ACTIVITY: All of the records must be given again exactly.

——————

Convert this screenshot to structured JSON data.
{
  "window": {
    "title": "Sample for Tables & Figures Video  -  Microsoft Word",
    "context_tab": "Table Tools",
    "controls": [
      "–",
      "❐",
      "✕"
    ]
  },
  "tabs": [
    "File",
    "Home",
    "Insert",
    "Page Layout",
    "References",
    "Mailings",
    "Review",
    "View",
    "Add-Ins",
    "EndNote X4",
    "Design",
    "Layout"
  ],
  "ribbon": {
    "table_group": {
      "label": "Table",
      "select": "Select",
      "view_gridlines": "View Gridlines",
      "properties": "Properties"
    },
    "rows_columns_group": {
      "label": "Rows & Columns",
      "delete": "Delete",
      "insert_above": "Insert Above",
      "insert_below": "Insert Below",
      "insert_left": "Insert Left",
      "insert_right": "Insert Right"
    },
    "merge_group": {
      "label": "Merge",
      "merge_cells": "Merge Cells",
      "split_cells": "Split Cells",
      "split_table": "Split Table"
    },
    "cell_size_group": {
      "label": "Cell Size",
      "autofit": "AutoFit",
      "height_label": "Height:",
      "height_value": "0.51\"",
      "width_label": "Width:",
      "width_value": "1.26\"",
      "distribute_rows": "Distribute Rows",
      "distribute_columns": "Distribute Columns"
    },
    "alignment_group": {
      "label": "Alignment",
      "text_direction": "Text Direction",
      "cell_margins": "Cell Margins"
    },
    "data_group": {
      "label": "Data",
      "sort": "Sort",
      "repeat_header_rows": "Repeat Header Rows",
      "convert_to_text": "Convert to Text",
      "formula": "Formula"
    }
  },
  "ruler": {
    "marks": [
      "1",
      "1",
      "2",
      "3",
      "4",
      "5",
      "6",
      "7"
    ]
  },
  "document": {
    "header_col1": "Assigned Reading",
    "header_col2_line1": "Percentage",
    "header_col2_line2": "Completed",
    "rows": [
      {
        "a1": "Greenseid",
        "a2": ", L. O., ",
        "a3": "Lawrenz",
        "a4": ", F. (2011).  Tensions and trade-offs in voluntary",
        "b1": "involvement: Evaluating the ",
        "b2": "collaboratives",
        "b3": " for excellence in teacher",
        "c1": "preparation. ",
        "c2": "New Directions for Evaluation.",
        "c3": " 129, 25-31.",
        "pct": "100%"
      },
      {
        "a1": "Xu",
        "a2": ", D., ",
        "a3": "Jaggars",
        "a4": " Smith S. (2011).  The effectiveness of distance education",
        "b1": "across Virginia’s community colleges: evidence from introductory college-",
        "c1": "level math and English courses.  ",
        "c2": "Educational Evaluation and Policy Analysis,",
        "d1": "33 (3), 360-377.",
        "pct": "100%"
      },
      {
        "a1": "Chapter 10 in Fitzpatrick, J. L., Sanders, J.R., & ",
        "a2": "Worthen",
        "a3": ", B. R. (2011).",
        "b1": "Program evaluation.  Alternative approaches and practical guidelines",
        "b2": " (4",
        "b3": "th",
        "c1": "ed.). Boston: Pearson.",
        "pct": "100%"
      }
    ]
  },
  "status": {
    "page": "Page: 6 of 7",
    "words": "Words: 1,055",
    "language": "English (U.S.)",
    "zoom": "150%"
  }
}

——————

ANSWER TO THE EXERCISE:
Convert this screenshot to structured JSON data.
{
  "window": {
    "title": "Sample for Tables & Figures Video  -  Microsoft Word",
    "context_tab": "Table Tools",
    "controls": [
      "–",
      "❐",
      "✕"
    ]
  },
  "tabs": [
    "File",
    "Home",
    "Insert",
    "Page Layout",
    "References",
    "Mailings",
    "Review",
    "View",
    "Add-Ins",
    "EndNote X4",
    "Design",
    "Layout"
  ],
  "ribbon": {
    "table_group": {
      "label": "Table",
      "select": "Select",
      "view_gridlines": "View Gridlines",
      "properties": "Properties"
    },
    "rows_columns_group": {
      "label": "Rows & Columns",
      "delete": "Delete",
      "insert_above": "Insert Above",
      "insert_below": "Insert Below",
      "insert_left": "Insert Left",
      "insert_right": "Insert Right"
    },
    "merge_group": {
      "label": "Merge",
      "merge_cells": "Merge Cells",
      "split_cells": "Split Cells",
      "split_table": "Split Table"
    },
    "cell_size_group": {
      "label": "Cell Size",
      "autofit": "AutoFit",
      "height_label": "Height:",
      "height_value": "0.51\"",
      "width_label": "Width:",
      "width_value": "1.26\"",
      "distribute_rows": "Distribute Rows",
      "distribute_columns": "Distribute Columns"
    },
    "alignment_group": {
      "label": "Alignment",
      "text_direction": "Text Direction",
      "cell_margins": "Cell Margins"
    },
    "data_group": {
      "label": "Data",
      "sort": "Sort",
      "repeat_header_rows": "Repeat Header Rows",
      "convert_to_text": "Convert to Text",
      "formula": "Formula"
    }
  },
  "ruler": {
    "marks": [
      "1",
      "1",
      "2",
      "3",
      "4",
      "5",
      "6",
      "7"
    ]
  },
  "document": {
    "header_col1": "Assigned Reading",
    "header_col2_line1": "Percentage",
    "header_col2_line2": "Completed",
    "rows": [
      {
        "a1": "Greenseid",
        "a2": ", L. O., ",
        "a3": "Lawrenz",
        "a4": ", F. (2011).  Tensions and trade-offs in voluntary",
        "b1": "involvement: Evaluating the ",
        "b2": "collaboratives",
        "b3": " for excellence in teacher",
        "c1": "preparation. ",
        "c2": "New Directions for Evaluation.",
        "c3": " 129, 25-31.",
        "pct": "100%"
      },
      {
        "a1": "Xu",
        "a2": ", D., ",
        "a3": "Jaggars",
        "a4": " Smith S. (2011).  The effectiveness of distance education",
        "b1": "across Virginia’s community colleges: evidence from introductory college-",
        "c1": "level math and English courses.  ",
        "c2": "Educational Evaluation and Policy Analysis,",
        "d1": "33 (3), 360-377.",
        "pct": "100%"
      },
      {
        "a1": "Chapter 10 in Fitzpatrick, J. L., Sanders, J.R., & ",
        "a2": "Worthen",
        "a3": ", B. R. (2011).",
        "b1": "Program evaluation.  Alternative approaches and practical guidelines",
        "b2": " (4",
        "b3": "th",
        "c1": "ed.). Boston: Pearson.",
        "pct": "100%"
      }
    ]
  },
  "status": {
    "page": "Page: 6 of 7",
    "words": "Words: 1,055",
    "language": "English (U.S.)",
    "zoom": "150%"
  }
}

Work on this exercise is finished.